"We look forward," he said, "to swift action by members of the Senate, and to working closely with both houses in the future on a commitment to craft a fiscally responsible and sustainable budget plan for next year that continues to protect local aid and Massachusetts taxpayers."
The bill, which covers only the fiscal year running through June, drew a single vote in opposition in the 160-seat House. It is slated to be taken up by the Senate on Thursday; if the measure passes without changes, it would need a final procedural vote from both chambers before going to the governor for his signature.
Like Baker's plan, the House bill cuts state funding for many departments and agencies — such as the secretary of state's office and the Suffolk district attorney's office — by 1.79 percent, and state colleges and universities by 1.5 percent.
Among the deviations from Baker's proposal: The House is shielding the Committee for Public Counsel Services, which covers public defenders, and county sheriff's departments from the 1.79 percent cut.
A House budget committee aide explained that because costs for sheriffs and public defenders this fiscal year are already expected to be greater than the money the state has allocated for them, it did not make sense to cut their budgets only to have to replenish them closer to June.
The biggest entry in the bill temporarily suspends the state law that directs a certain stream of tax money to the reserve account earmarked for fiscal emergencies.
Under normal circumstances, all capital-gains taxes collected beyond about the first $1 billion are added to the rainy day fund.
The House bill, keeping in line with Baker's proposal, diverts the tax proceeds above the threshold instead to the state's general fund just for this fiscal year.
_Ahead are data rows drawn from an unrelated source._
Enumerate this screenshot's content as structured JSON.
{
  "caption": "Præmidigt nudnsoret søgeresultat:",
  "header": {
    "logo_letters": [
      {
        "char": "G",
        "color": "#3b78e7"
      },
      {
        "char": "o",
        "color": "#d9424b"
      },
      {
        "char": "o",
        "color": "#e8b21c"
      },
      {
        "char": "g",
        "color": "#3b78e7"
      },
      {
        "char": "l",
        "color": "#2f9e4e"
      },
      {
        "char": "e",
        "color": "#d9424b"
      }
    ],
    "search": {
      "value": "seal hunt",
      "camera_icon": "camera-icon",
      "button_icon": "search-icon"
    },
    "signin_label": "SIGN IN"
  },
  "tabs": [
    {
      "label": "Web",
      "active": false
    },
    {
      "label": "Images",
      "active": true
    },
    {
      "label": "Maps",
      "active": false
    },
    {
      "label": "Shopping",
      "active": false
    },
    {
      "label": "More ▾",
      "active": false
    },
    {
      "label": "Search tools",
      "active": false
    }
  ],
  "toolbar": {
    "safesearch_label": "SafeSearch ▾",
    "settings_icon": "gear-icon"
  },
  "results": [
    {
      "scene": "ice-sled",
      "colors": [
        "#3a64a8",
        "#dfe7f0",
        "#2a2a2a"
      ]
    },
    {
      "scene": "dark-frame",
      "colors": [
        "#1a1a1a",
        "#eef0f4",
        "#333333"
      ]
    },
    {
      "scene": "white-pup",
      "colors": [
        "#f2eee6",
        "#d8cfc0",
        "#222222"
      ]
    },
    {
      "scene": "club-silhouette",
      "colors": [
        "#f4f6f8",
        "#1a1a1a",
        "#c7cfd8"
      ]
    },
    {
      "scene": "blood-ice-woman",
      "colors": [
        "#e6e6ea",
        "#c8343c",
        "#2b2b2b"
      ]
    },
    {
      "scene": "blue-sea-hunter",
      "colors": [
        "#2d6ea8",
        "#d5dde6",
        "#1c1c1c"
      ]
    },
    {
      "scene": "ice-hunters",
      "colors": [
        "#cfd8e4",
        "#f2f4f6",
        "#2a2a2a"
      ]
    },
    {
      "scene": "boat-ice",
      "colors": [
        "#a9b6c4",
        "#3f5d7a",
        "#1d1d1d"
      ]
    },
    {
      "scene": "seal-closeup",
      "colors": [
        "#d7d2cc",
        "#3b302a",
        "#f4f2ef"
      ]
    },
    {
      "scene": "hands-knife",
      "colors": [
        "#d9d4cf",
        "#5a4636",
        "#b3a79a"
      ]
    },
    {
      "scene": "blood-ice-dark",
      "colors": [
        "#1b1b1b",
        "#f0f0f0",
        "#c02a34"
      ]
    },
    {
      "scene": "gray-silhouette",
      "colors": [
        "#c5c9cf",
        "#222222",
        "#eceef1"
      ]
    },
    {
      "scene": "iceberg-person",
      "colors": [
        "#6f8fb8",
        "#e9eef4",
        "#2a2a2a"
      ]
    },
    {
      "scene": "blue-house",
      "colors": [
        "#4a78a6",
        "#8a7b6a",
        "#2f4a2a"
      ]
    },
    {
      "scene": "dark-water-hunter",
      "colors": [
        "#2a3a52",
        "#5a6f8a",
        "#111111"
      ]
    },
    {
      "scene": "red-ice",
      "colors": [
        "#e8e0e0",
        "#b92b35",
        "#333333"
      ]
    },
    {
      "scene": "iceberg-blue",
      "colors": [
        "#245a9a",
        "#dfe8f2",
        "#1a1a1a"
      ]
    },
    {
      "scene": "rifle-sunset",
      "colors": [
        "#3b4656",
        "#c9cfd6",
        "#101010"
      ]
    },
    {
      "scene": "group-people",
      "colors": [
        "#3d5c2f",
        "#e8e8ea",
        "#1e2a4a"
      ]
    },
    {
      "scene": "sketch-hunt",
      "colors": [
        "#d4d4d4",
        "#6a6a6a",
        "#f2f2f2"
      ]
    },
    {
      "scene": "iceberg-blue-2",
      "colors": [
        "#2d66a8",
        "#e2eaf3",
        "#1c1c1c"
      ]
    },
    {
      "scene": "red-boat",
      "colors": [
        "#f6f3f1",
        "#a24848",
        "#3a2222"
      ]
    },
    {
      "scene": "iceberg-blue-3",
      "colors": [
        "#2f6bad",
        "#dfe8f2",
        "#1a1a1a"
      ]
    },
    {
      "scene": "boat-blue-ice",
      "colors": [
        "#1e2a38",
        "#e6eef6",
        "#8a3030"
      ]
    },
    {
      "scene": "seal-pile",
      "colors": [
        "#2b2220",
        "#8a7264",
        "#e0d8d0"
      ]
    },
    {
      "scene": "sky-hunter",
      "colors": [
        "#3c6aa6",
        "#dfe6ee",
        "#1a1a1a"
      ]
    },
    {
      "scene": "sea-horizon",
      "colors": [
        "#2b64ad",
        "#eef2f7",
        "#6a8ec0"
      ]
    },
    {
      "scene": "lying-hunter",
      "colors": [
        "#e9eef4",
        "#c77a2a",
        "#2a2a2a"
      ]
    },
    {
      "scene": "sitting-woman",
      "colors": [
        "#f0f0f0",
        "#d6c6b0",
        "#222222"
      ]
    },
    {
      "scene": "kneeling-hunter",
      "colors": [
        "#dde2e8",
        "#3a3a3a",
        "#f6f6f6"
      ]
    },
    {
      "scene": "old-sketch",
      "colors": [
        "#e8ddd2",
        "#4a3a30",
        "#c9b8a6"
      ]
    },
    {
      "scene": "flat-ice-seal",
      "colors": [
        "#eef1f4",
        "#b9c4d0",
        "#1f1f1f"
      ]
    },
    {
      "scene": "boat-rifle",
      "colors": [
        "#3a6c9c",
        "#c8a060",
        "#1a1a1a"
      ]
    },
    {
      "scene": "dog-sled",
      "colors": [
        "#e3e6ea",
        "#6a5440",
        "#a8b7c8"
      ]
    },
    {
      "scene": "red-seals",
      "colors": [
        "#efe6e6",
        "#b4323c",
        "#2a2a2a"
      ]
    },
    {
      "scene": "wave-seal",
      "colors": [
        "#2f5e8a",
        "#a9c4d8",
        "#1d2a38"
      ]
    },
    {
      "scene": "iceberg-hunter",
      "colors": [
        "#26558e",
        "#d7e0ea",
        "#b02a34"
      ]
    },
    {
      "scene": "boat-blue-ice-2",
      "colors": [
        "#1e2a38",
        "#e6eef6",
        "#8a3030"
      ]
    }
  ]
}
The measure is expected to help close the budget gap by $131 million, the administration has estimated.
The rainy day fund now totals more than $1.1 billion, and is seen by fiscal analysts, including bond-rating agencies, as an important metric of the state's financial well-being.
The House bill also cuts transportation funding by $40 million, spread between the state Department of Transportation and the MBTA, a reduction that Baker proposed; the governor pledged that it won't hurt the already struggling T.
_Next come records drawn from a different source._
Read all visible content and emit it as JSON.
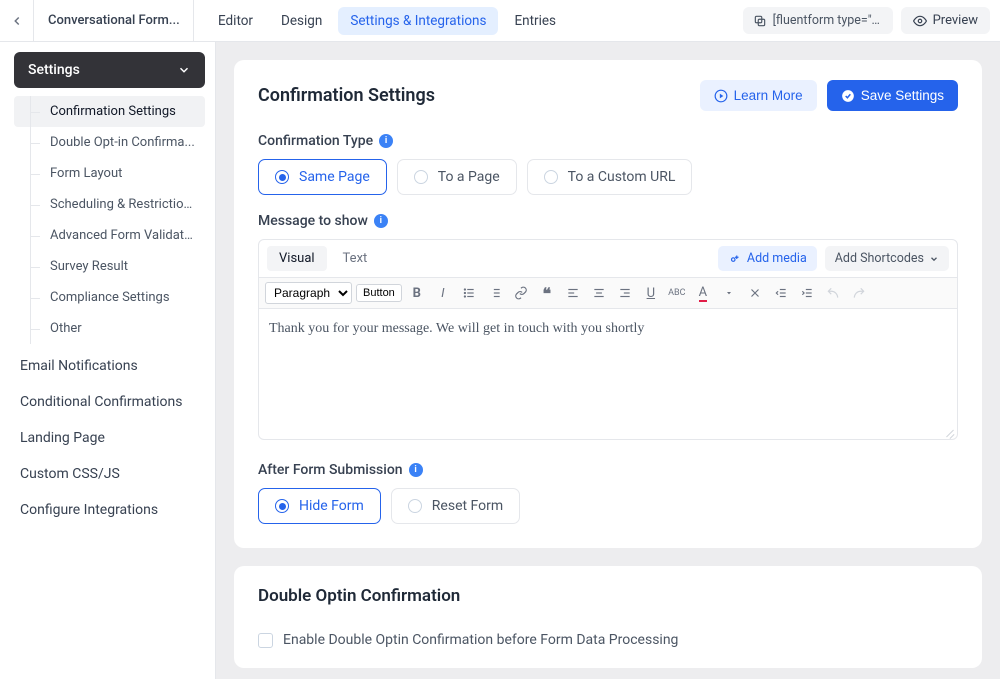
{
  "topbar": {
    "form_title": "Conversational Form...",
    "nav": {
      "editor": "Editor",
      "design": "Design",
      "settings": "Settings & Integrations",
      "entries": "Entries"
    },
    "shortcode": "[fluentform type=\"c...",
    "preview": "Preview"
  },
  "sidebar": {
    "header": "Settings",
    "tree": {
      "confirmation": "Confirmation Settings",
      "double_optin": "Double Opt-in Confirma...",
      "form_layout": "Form Layout",
      "scheduling": "Scheduling & Restrictions",
      "advanced": "Advanced Form Validati...",
      "survey": "Survey Result",
      "compliance": "Compliance Settings",
      "other": "Other"
    },
    "links": {
      "email_notifications": "Email Notifications",
      "conditional": "Conditional Confirmations",
      "landing_page": "Landing Page",
      "custom_css": "Custom CSS/JS",
      "configure": "Configure Integrations"
    }
  },
  "main": {
    "title": "Confirmation Settings",
    "learn_more": "Learn More",
    "save": "Save Settings",
    "confirmation_type": {
      "label": "Confirmation Type",
      "same_page": "Same Page",
      "to_page": "To a Page",
      "to_url": "To a Custom URL"
    },
    "message_label": "Message to show",
    "editor": {
      "tab_visual": "Visual",
      "tab_text": "Text",
      "add_media": "Add media",
      "add_shortcodes": "Add Shortcodes",
      "format_select": "Paragraph",
      "button_label": "Button",
      "content": "Thank you for your message. We will get in touch with you shortly"
    },
    "after_submission": {
      "label": "After Form Submission",
      "hide": "Hide Form",
      "reset": "Reset Form"
    }
  },
  "optin": {
    "title": "Double Optin Confirmation",
    "checkbox_label": "Enable Double Optin Confirmation before Form Data Processing"
  }
}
In a speech on the House floor, the chamber's top budget expert, Representative Brian S. Dempsey, explained those transportation cuts and called them "not desirable, but not impacting service."
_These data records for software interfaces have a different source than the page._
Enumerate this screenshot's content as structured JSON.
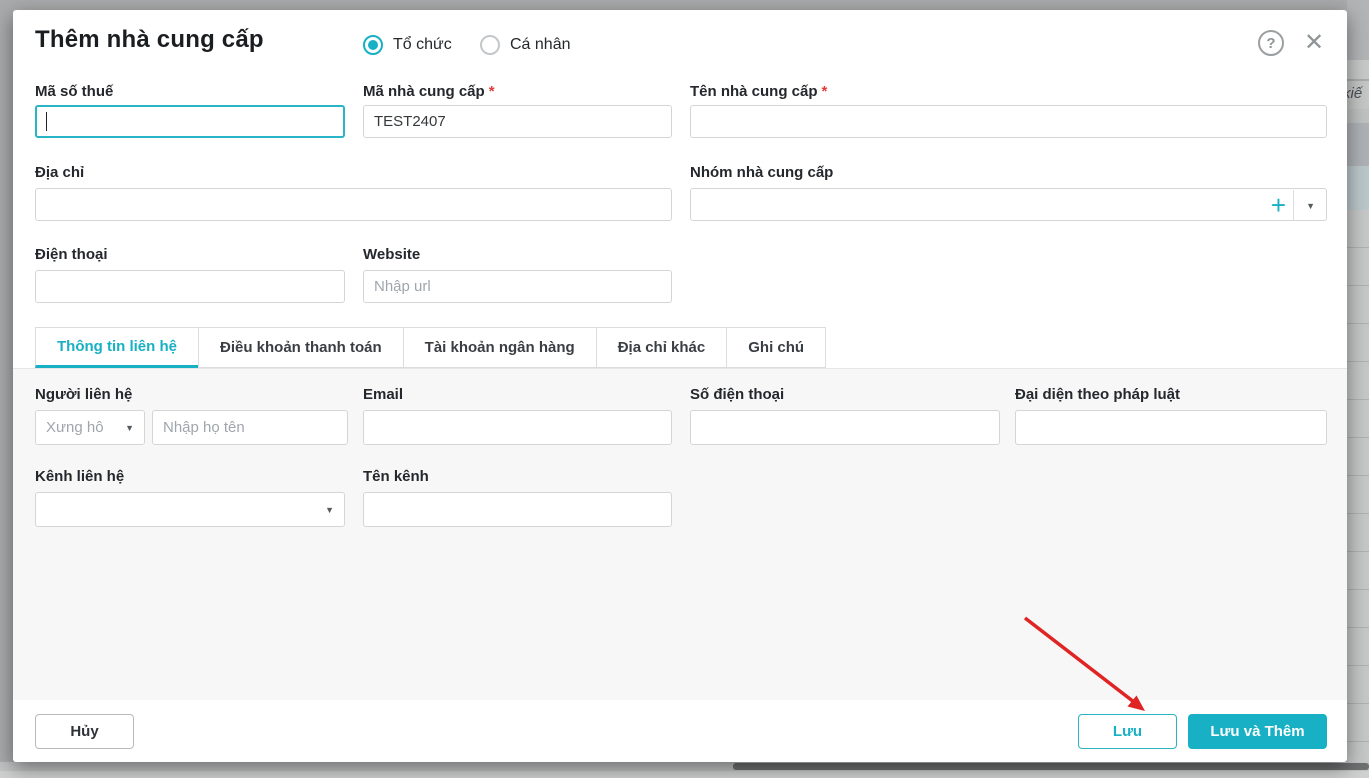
{
  "modal": {
    "title": "Thêm nhà cung cấp",
    "type_options": [
      {
        "label": "Tổ chức",
        "selected": true
      },
      {
        "label": "Cá nhân",
        "selected": false
      }
    ],
    "fields": {
      "tax_code": {
        "label": "Mã số thuế",
        "value": ""
      },
      "supplier_code": {
        "label": "Mã nhà cung cấp",
        "required": "*",
        "value": "TEST2407"
      },
      "supplier_name": {
        "label": "Tên nhà cung cấp",
        "required": "*",
        "value": ""
      },
      "address": {
        "label": "Địa chỉ",
        "value": ""
      },
      "supplier_group": {
        "label": "Nhóm nhà cung cấp",
        "value": ""
      },
      "phone": {
        "label": "Điện thoại",
        "value": ""
      },
      "website": {
        "label": "Website",
        "placeholder": "Nhập url"
      }
    },
    "tabs": [
      {
        "label": "Thông tin liên hệ",
        "active": true
      },
      {
        "label": "Điều khoản thanh toán",
        "active": false
      },
      {
        "label": "Tài khoản ngân hàng",
        "active": false
      },
      {
        "label": "Địa chỉ khác",
        "active": false
      },
      {
        "label": "Ghi chú",
        "active": false
      }
    ],
    "contact_tab": {
      "contact_person": {
        "label": "Người liên hệ",
        "salutation_placeholder": "Xưng hô",
        "name_placeholder": "Nhập họ tên"
      },
      "email": {
        "label": "Email",
        "value": ""
      },
      "phone_number": {
        "label": "Số điện thoại",
        "value": ""
      },
      "legal_representative": {
        "label": "Đại diện theo pháp luật",
        "value": ""
      },
      "contact_channel": {
        "label": "Kênh liên hệ",
        "value": ""
      },
      "channel_name": {
        "label": "Tên kênh",
        "value": ""
      }
    },
    "footer": {
      "cancel": "Hủy",
      "save": "Lưu",
      "save_and_add": "Lưu và Thêm"
    }
  },
  "icons": {
    "help": "?",
    "close": "✕",
    "plus": "+",
    "chevron_down": "▼"
  },
  "background": {
    "partial_text": "kiế"
  },
  "colors": {
    "accent": "#17b0c4",
    "required": "#e53935",
    "arrow": "#e02424",
    "backdrop": "#a9abac"
  }
}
The temporary corporate-tax amnesty program would, for 60 days and with some exceptions, waive penalties, but not interest, for companies that owe the state money, with the aim of bringing in more revenue. The Baker administration estimates the amnesty would raise $18 million.
The Baker administration has said $282 million of its deficit-reduction plan relies on legislative approval. The remainder of the cuts, additional revenue collection, and budget adjustments to close the gap in the state's $36.5 billion budget would be executed by the governor under his executive powers.
The administration estimates that the changes the House made to its plan would mean about $18 million worth of Baker's proposed cuts will not be executed.
Baker's plan and the House-passed bill adhere to the governor's pledge not to raise taxes or fees, or cut aid to cities and towns.
Baker was sworn in as governor on Jan. 8, succeeding Democrat Deval Patrick, and was immediately faced with the challenge of filling the substantial hole in the state's budget that he has said was caused primarily by the government spending too much money.